Then in a few months I got my first job offer on a cruise ship in 1983 (Royal Viking) which I did for almost a year. I had a medical condition that precluded me from going back, so eventually I managed a nightclub (still wanting to be in the music business) but that was not fun.
At age 38 I made a complete change, quit drinking, etc. Soon I was offered another job on a cruise ship (the Norway) then Holland America. I had a girlfriend who was a dancer. We moved to NYC, where I worked in studios, theaters, etc. (doing audio). But in 1994 I started getting too old for "the arts" . I was watching the stock market and I saw tech stocks were always hot, so I got certified in Novell and Microsoft, just mostly so I could understand tech stocks. I took the computer route, like Mike.
I got pretty good at networking, and discovered the Internet. I was also teaching Novell & Microsoft classes. I also taught myself how to build web sites.
I started writing articles for web sites & soon Motley Fool found me. I met Anne Campbell (obviously also a writer) in 1996. I really have to thank Anne Campbell and NY City for bringing out my natural ability to write (which I also had to hone a great deal). I always won the creative writing awards in grade school, etc, but I never thought of writing for a living before.
I wrote my first PAID magazine article in 1997 ("Upside", a silicon valley investment magazine), and soon I was writing public relations articles for a silicon valley company from my home in NY City ( I was on a yearly retainer). Soon, between my retainer and being part time with Motley Fool I was doing pretty well just writing.
In 1999 we started CruiseMates, which was eventually acquired. You guys know most of this part.
Over my years I have only had two "regular 9-5 jobs" which I did not love, and both only lasted a few months. The rest of the time I have been a businessman or self-employed, but I have done well also. I am lucky enough to feel set for the rest of my life (also because I had smart parents who saved every nickel) and any windfall I ever had I managed to make into something.
But like many, I hope this economy holds out because I own two houses and partially own two more. I have money in stocks but although I did very well last year this year I am getting ripped apart. I am unusually adept at trading stocks in any kind of predictable market - but this year has been a ripsaw - plus that tax laws are changing so I may have to learn a new "secret" to making fast money.

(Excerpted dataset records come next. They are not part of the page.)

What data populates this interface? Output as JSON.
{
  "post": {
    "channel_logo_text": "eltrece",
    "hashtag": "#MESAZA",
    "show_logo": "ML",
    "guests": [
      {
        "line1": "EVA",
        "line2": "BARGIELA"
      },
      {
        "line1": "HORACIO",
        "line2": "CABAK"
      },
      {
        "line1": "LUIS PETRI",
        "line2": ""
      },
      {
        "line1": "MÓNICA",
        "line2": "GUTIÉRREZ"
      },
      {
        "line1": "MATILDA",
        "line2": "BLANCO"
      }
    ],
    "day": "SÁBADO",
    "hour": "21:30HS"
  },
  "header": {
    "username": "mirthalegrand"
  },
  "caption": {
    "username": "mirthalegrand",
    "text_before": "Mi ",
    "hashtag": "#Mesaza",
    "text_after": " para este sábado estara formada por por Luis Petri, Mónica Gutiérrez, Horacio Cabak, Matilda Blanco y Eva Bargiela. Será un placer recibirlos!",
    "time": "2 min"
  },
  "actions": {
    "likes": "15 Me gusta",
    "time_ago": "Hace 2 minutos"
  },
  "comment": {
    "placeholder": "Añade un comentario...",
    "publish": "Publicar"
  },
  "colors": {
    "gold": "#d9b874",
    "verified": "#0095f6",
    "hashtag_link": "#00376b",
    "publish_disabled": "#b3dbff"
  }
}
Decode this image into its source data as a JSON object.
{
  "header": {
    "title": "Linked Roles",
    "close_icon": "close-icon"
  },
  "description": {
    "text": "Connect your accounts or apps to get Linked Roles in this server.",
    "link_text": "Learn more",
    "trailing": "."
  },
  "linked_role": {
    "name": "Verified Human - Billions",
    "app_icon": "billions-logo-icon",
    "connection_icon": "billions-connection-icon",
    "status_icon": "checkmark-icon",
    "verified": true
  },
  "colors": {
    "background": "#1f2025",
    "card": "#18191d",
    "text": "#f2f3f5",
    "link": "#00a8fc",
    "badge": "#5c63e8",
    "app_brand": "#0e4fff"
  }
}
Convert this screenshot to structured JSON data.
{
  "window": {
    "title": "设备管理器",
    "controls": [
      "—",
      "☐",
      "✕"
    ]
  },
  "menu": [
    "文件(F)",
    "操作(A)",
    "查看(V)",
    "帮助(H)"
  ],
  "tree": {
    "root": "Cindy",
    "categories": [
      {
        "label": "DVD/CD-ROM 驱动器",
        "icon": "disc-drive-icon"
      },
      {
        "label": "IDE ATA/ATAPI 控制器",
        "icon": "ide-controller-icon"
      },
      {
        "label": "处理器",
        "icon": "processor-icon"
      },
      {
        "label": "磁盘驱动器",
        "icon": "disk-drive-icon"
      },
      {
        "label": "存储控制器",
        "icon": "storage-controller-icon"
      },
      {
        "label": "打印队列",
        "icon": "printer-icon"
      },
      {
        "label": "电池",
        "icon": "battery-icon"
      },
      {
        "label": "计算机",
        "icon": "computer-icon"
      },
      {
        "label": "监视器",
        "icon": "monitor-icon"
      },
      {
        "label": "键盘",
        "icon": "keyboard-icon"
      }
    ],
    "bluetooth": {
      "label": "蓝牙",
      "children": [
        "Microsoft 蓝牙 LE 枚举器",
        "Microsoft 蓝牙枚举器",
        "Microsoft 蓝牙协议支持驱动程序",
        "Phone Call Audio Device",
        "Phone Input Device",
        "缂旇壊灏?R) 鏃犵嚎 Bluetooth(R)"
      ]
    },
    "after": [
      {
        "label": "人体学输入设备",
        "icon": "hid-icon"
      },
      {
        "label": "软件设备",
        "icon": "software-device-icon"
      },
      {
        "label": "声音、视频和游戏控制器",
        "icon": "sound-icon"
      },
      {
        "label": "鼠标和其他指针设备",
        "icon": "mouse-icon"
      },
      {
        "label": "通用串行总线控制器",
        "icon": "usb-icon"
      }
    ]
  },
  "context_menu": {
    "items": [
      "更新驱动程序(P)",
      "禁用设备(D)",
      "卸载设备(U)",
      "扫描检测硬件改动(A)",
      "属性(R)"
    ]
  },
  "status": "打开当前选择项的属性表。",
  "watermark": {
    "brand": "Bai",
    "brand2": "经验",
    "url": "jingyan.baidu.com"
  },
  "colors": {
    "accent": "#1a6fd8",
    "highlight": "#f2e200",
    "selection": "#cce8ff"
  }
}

In the end, I am a "risk capitalist," philosophically speaking and I understand taking risks in ways I don't think many people do, and I really believe in that. I am happy for people that work their entire lives and have pensions, but that has never been me. I have owned 3 businesses (sold two of them) and worked as a consultant the rest of the time. Every business I ever worked for was a very small business. I never had a corporate health plan or 401k. I have private insurance and IRAs.
Just a note - don't give too many personal details here. ;-)
I am the editor, but I also speculate, ask questions and play devil's advocate. I reserve the right to change my mind.
I always wanted to be a teacher, and in a round-about way, I did become a teacher, if only for pre-schoolers. My first love and interest though was in special needs chldren, particularly autistic, but I have yet to find that dream job.....
When I was in grade school, I wanted to be a commercial artist. That gradually morphed into fashion designer. My first job out of high school was at the Mayo Clinic. Eventually, I moved to GA and then CA becoming a secretary along the way. After I married, I finally got a degree. I did everything backwards, I guess.